WORK TO BE COMPLETED:
Set the records down again in full, with every word kept.

DATA FOR THIS EXERCISE:
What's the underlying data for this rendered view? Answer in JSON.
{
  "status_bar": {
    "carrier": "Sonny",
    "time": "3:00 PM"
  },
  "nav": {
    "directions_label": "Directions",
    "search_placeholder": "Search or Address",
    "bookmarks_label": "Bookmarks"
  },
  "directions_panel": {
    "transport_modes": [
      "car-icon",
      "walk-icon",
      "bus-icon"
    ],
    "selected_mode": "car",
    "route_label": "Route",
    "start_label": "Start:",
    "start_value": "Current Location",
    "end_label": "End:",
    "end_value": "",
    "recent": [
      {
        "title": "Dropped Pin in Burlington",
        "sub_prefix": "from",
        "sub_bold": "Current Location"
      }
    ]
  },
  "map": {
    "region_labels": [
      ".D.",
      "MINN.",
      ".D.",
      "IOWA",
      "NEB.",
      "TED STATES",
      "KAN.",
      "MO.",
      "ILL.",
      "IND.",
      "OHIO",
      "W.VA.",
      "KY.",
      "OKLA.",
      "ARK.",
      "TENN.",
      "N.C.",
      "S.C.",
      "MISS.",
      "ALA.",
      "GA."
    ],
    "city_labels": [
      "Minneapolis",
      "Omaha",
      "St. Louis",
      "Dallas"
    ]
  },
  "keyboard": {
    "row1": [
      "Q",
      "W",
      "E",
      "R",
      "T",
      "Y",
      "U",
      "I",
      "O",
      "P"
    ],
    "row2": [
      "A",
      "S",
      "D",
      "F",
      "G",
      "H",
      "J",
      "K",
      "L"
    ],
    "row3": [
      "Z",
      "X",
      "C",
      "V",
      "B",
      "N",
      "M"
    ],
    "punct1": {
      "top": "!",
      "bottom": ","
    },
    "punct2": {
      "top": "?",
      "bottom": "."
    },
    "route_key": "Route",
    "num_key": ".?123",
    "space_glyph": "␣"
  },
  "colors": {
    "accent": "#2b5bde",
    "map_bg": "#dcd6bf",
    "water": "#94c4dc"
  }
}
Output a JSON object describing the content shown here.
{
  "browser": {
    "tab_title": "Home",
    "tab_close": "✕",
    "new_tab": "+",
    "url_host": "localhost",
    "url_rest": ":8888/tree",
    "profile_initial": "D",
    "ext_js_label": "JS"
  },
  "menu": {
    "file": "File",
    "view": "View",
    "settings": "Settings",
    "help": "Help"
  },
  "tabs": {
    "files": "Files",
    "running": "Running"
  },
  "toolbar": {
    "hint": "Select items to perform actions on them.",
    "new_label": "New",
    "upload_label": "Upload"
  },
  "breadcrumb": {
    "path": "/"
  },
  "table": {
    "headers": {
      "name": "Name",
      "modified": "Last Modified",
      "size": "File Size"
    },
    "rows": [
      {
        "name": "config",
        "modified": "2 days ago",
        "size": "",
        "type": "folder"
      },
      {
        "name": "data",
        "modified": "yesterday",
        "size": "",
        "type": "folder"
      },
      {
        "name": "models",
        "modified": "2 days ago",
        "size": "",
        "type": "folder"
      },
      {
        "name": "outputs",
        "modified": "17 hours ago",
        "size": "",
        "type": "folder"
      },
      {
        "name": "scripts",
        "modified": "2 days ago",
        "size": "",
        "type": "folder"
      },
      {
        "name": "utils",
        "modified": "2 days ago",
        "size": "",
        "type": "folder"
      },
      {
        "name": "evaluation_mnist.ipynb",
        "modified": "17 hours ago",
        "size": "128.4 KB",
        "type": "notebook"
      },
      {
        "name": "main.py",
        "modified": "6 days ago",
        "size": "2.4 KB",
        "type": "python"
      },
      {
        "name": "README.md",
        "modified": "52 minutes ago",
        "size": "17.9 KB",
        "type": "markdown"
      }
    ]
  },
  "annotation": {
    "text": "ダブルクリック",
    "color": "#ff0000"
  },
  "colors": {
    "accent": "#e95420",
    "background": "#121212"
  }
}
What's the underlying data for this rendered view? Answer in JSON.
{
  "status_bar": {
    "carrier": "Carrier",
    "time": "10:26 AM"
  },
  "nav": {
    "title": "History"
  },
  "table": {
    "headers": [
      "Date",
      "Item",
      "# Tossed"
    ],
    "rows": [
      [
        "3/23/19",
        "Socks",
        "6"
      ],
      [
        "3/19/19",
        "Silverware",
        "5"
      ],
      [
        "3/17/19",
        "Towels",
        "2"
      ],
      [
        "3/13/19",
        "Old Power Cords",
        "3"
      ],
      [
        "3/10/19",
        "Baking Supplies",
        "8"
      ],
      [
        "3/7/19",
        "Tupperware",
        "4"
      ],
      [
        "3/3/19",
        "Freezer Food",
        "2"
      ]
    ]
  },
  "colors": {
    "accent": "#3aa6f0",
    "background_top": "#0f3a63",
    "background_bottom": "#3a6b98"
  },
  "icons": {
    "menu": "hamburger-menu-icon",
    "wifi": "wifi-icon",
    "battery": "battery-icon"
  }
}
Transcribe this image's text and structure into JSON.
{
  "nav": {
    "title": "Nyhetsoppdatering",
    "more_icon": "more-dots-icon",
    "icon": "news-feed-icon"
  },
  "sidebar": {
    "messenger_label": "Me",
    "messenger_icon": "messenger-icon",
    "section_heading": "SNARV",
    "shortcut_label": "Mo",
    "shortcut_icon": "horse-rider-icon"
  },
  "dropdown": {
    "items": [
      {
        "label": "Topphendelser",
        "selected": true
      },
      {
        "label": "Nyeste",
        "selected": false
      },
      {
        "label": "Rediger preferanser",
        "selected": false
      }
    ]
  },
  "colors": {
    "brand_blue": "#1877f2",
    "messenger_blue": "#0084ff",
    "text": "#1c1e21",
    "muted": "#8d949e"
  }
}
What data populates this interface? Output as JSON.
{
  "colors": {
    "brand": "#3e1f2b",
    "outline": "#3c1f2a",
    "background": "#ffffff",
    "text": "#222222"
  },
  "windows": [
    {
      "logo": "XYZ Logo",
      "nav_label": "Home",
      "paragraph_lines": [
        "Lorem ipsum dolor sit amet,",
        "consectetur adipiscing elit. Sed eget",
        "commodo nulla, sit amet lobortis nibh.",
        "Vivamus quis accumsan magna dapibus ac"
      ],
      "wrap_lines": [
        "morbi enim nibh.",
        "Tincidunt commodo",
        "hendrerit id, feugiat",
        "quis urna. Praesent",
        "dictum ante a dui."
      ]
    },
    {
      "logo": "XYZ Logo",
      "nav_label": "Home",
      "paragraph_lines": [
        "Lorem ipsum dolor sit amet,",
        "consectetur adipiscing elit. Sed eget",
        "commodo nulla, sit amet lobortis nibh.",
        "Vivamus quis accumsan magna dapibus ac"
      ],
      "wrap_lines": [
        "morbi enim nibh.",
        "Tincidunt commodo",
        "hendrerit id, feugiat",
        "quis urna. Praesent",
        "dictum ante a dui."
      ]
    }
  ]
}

ANSWER TO THE PROBLEM:
What's the underlying data for this rendered view? Answer in JSON.
{
  "status_bar": {
    "carrier": "Sonny",
    "time": "3:00 PM"
  },
  "nav": {
    "directions_label": "Directions",
    "search_placeholder": "Search or Address",
    "bookmarks_label": "Bookmarks"
  },
  "directions_panel": {
    "transport_modes": [
      "car-icon",
      "walk-icon",
      "bus-icon"
    ],
    "selected_mode": "car",
    "route_label": "Route",
    "start_label": "Start:",
    "start_value": "Current Location",
    "end_label": "End:",
    "end_value": "",
    "recent": [
      {
        "title": "Dropped Pin in Burlington",
        "sub_prefix": "from",
        "sub_bold": "Current Location"
      }
    ]
  },
  "map": {
    "region_labels": [
      ".D.",
      "MINN.",
      ".D.",
      "IOWA",
      "NEB.",
      "TED STATES",
      "KAN.",
      "MO.",
      "ILL.",
      "IND.",
      "OHIO",
      "W.VA.",
      "KY.",
      "OKLA.",
      "ARK.",
      "TENN.",
      "N.C.",
      "S.C.",
      "MISS.",
      "ALA.",
      "GA."
    ],
    "city_labels": [
      "Minneapolis",
      "Omaha",
      "St. Louis",
      "Dallas"
    ]
  },
  "keyboard": {
    "row1": [
      "Q",
      "W",
      "E",
      "R",
      "T",
      "Y",
      "U",
      "I",
      "O",
      "P"
    ],
    "row2": [
      "A",
      "S",
      "D",
      "F",
      "G",
      "H",
      "J",
      "K",
      "L"
    ],
    "row3": [
      "Z",
      "X",
      "C",
      "V",
      "B",
      "N",
      "M"
    ],
    "punct1": {
      "top": "!",
      "bottom": ","
    },
    "punct2": {
      "top": "?",
      "bottom": "."
    },
    "route_key": "Route",
    "num_key": ".?123",
    "space_glyph": "␣"
  },
  "colors": {
    "accent": "#2b5bde",
    "map_bg": "#dcd6bf",
    "water": "#94c4dc"
  }
}
Output a JSON object describing the content shown here.
{
  "browser": {
    "tab_title": "Home",
    "tab_close": "✕",
    "new_tab": "+",
    "url_host": "localhost",
    "url_rest": ":8888/tree",
    "profile_initial": "D",
    "ext_js_label": "JS"
  },
  "menu": {
    "file": "File",
    "view": "View",
    "settings": "Settings",
    "help": "Help"
  },
  "tabs": {
    "files": "Files",
    "running": "Running"
  },
  "toolbar": {
    "hint": "Select items to perform actions on them.",
    "new_label": "New",
    "upload_label": "Upload"
  },
  "breadcrumb": {
    "path": "/"
  },
  "table": {
    "headers": {
      "name": "Name",
      "modified": "Last Modified",
      "size": "File Size"
    },
    "rows": [
      {
        "name": "config",
        "modified": "2 days ago",
        "size": "",
        "type": "folder"
      },
      {
        "name": "data",
        "modified": "yesterday",
        "size": "",
        "type": "folder"
      },
      {
        "name": "models",
        "modified": "2 days ago",
        "size": "",
        "type": "folder"
      },
      {
        "name": "outputs",
        "modified": "17 hours ago",
        "size": "",
        "type": "folder"
      },
      {
        "name": "scripts",
        "modified": "2 days ago",
        "size": "",
        "type": "folder"
      },
      {
        "name": "utils",
        "modified": "2 days ago",
        "size": "",
        "type": "folder"
      },
      {
        "name": "evaluation_mnist.ipynb",
        "modified": "17 hours ago",
        "size": "128.4 KB",
        "type": "notebook"
      },
      {
        "name": "main.py",
        "modified": "6 days ago",
        "size": "2.4 KB",
        "type": "python"
      },
      {
        "name": "README.md",
        "modified": "52 minutes ago",
        "size": "17.9 KB",
        "type": "markdown"
      }
    ]
  },
  "annotation": {
    "text": "ダブルクリック",
    "color": "#ff0000"
  },
  "colors": {
    "accent": "#e95420",
    "background": "#121212"
  }
}
What's the underlying data for this rendered view? Answer in JSON.
{
  "status_bar": {
    "carrier": "Carrier",
    "time": "10:26 AM"
  },
  "nav": {
    "title": "History"
  },
  "table": {
    "headers": [
      "Date",
      "Item",
      "# Tossed"
    ],
    "rows": [
      [
        "3/23/19",
        "Socks",
        "6"
      ],
      [
        "3/19/19",
        "Silverware",
        "5"
      ],
      [
        "3/17/19",
        "Towels",
        "2"
      ],
      [
        "3/13/19",
        "Old Power Cords",
        "3"
      ],
      [
        "3/10/19",
        "Baking Supplies",
        "8"
      ],
      [
        "3/7/19",
        "Tupperware",
        "4"
      ],
      [
        "3/3/19",
        "Freezer Food",
        "2"
      ]
    ]
  },
  "colors": {
    "accent": "#3aa6f0",
    "background_top": "#0f3a63",
    "background_bottom": "#3a6b98"
  },
  "icons": {
    "menu": "hamburger-menu-icon",
    "wifi": "wifi-icon",
    "battery": "battery-icon"
  }
}
Transcribe this image's text and structure into JSON.
{
  "nav": {
    "title": "Nyhetsoppdatering",
    "more_icon": "more-dots-icon",
    "icon": "news-feed-icon"
  },
  "sidebar": {
    "messenger_label": "Me",
    "messenger_icon": "messenger-icon",
    "section_heading": "SNARV",
    "shortcut_label": "Mo",
    "shortcut_icon": "horse-rider-icon"
  },
  "dropdown": {
    "items": [
      {
        "label": "Topphendelser",
        "selected": true
      },
      {
        "label": "Nyeste",
        "selected": false
      },
      {
        "label": "Rediger preferanser",
        "selected": false
      }
    ]
  },
  "colors": {
    "brand_blue": "#1877f2",
    "messenger_blue": "#0084ff",
    "text": "#1c1e21",
    "muted": "#8d949e"
  }
}
What data populates this interface? Output as JSON.
{
  "colors": {
    "brand": "#3e1f2b",
    "outline": "#3c1f2a",
    "background": "#ffffff",
    "text": "#222222"
  },
  "windows": [
    {
      "logo": "XYZ Logo",
      "nav_label": "Home",
      "paragraph_lines": [
        "Lorem ipsum dolor sit amet,",
        "consectetur adipiscing elit. Sed eget",
        "commodo nulla, sit amet lobortis nibh.",
        "Vivamus quis accumsan magna dapibus ac"
      ],
      "wrap_lines": [
        "morbi enim nibh.",
        "Tincidunt commodo",
        "hendrerit id, feugiat",
        "quis urna. Praesent",
        "dictum ante a dui."
      ]
    },
    {
      "logo": "XYZ Logo",
      "nav_label": "Home",
      "paragraph_lines": [
        "Lorem ipsum dolor sit amet,",
        "consectetur adipiscing elit. Sed eget",
        "commodo nulla, sit amet lobortis nibh.",
        "Vivamus quis accumsan magna dapibus ac"
      ],
      "wrap_lines": [
        "morbi enim nibh.",
        "Tincidunt commodo",
        "hendrerit id, feugiat",
        "quis urna. Praesent",
        "dictum ante a dui."
      ]
    }
  ]
}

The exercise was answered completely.